“I just wanted to personally direct some praise of Tim your way (and towards his management). He’s been truly outstanding since day one in London, exceedingly so in recent weeks and weekends in getting us to where we needed to be in what was one of the most complex and tricky environments… Quite honestly though, we couldn’t have wished for a more dedicated, knowledgeable, and professional guy to have been provided. Thank you!”

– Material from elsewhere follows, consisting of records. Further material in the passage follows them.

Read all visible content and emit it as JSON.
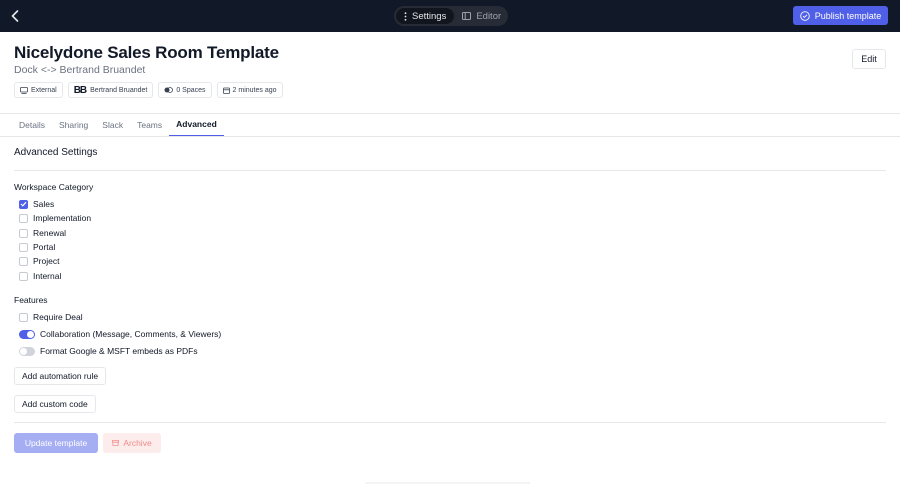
{
  "topbar": {
    "tabs": [
      {
        "label": "Settings",
        "icon": "more-vertical-icon",
        "active": true
      },
      {
        "label": "Editor",
        "icon": "layout-icon",
        "active": false
      }
    ],
    "publish_label": "Publish template",
    "accent": "#4f5fe8"
  },
  "header": {
    "title": "Nicelydone Sales Room Template",
    "subtitle": "Dock <-> Bertrand Bruandet",
    "edit_label": "Edit",
    "chips": {
      "visibility": "External",
      "owner_initials": "BB",
      "owner_name": "Bertrand Bruandet",
      "spaces": "0 Spaces",
      "updated": "2 minutes ago"
    }
  },
  "tabs": [
    {
      "label": "Details",
      "active": false
    },
    {
      "label": "Sharing",
      "active": false
    },
    {
      "label": "Slack",
      "active": false
    },
    {
      "label": "Teams",
      "active": false
    },
    {
      "label": "Advanced",
      "active": true
    }
  ],
  "advanced": {
    "title": "Advanced Settings",
    "workspace_category": {
      "label": "Workspace Category",
      "options": [
        {
          "label": "Sales",
          "checked": true
        },
        {
          "label": "Implementation",
          "checked": false
        },
        {
          "label": "Renewal",
          "checked": false
        },
        {
          "label": "Portal",
          "checked": false
        },
        {
          "label": "Project",
          "checked": false
        },
        {
          "label": "Internal",
          "checked": false
        }
      ]
    },
    "features": {
      "label": "Features",
      "require_deal": {
        "label": "Require Deal",
        "checked": false
      },
      "toggles": [
        {
          "label": "Collaboration (Message, Comments, & Viewers)",
          "on": true
        },
        {
          "label": "Format Google & MSFT embeds as PDFs",
          "on": false
        }
      ]
    },
    "add_automation_label": "Add automation rule",
    "add_custom_code_label": "Add custom code"
  },
  "footer": {
    "update_label": "Update template",
    "archive_label": "Archive"
  }
}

Both the technical and project management aspects of the migration are less complicated to Coherence because we do this work daily and have been for (many of us) a decade. Over time we have learned the ins and outs of the core components of the migration (Active Directory, Exchange, Other Nos/Messaging systems, Network, and Workstation) and have been able to work with the stuff laying around the core like applications and hardware devices dependent on the core. Knowing the tasks, order of precedence, and how to adapt our methodology to any given situation allows us to be great at what we do. Unfortunately we are not always there at the beginning when some of the decisions mentioned above are made. Projects where we are involved from the onset have the highest chance of success!
The benefits of any migration are realized by meeting the business objectives and will differ from project to project. By that we mean merger, acquisition, and/or divesture projects all have completely different goal sets where different benefits are realized by the business and end users.
In the classic sense, most see migration as a reduction of assets and domain/exchange footprints, or simplifying the end user experience in a way that provides a simplified login or an easier way of communication and collaboration. We see migration as an opportunity to simplify and redesign if required. Although this may not always be a project goal or a decision we are involved due to timing of our involvement we see this as a goal that should be part of the migration process. Simplicity provides a whole set of different benefits to a business including reduction in support/maintenance costs, complexity, and providing an ability for workers to maximize productivity and efficiency.